  • Oil
    July 02, 2010 - 13:24

    Ask the workers who travel on these aircrafts how many times they had to turn back because of gearbox warnings???

  • Randall
    July 02, 2010 - 13:16

    Just a coincidence? I wonder....

  • oil
    July 02, 2010 - 13:13

    I agree with the above statement. I've been on one with a warning light and we were just about to head back to St.Johns. We had to get another chopper the next day and that chopper we were supposed to go in on, was lowered down to a boat and went back to town that way
    We may have been in the water 10 minutes later if the light never went off

  • Oil
    July 01, 2010 - 20:10

    Ask the workers who travel on these aircrafts how many times they had to turn back because of gearbox warnings???

  • Randall
    July 01, 2010 - 19:57

    Just a coincidence?

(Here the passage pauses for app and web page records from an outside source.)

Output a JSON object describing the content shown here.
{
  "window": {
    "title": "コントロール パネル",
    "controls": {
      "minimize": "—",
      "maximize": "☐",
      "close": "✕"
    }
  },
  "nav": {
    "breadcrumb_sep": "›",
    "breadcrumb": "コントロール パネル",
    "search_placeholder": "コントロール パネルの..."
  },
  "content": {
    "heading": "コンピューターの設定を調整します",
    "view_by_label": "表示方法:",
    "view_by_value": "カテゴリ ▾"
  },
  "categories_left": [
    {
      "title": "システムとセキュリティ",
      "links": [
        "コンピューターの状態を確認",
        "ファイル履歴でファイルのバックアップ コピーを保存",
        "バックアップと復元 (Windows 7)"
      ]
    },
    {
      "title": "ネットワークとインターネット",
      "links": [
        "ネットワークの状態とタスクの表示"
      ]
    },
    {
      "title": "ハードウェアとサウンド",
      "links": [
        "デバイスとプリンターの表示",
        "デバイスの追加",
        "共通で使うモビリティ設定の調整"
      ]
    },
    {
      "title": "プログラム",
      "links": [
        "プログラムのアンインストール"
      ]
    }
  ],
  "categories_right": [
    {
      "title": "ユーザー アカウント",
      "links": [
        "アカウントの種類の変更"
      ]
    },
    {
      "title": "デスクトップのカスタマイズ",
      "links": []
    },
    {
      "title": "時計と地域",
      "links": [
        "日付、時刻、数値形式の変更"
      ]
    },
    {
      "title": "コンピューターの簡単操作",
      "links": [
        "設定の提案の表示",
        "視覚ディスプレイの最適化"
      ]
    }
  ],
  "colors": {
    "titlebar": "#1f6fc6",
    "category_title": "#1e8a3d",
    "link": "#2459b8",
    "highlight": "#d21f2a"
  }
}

I wonder....

  • oil
    July 01, 2010 - 19:51

    I agree with the above statement. I've been on one with a warning light and we were just about to head back to St.Johns. We had to get another chopper the next day and that chopper we were supposed to go in on, was lowered down to a boat and went back to town that way
    We may have been in the water 10 minutes later if the light never went off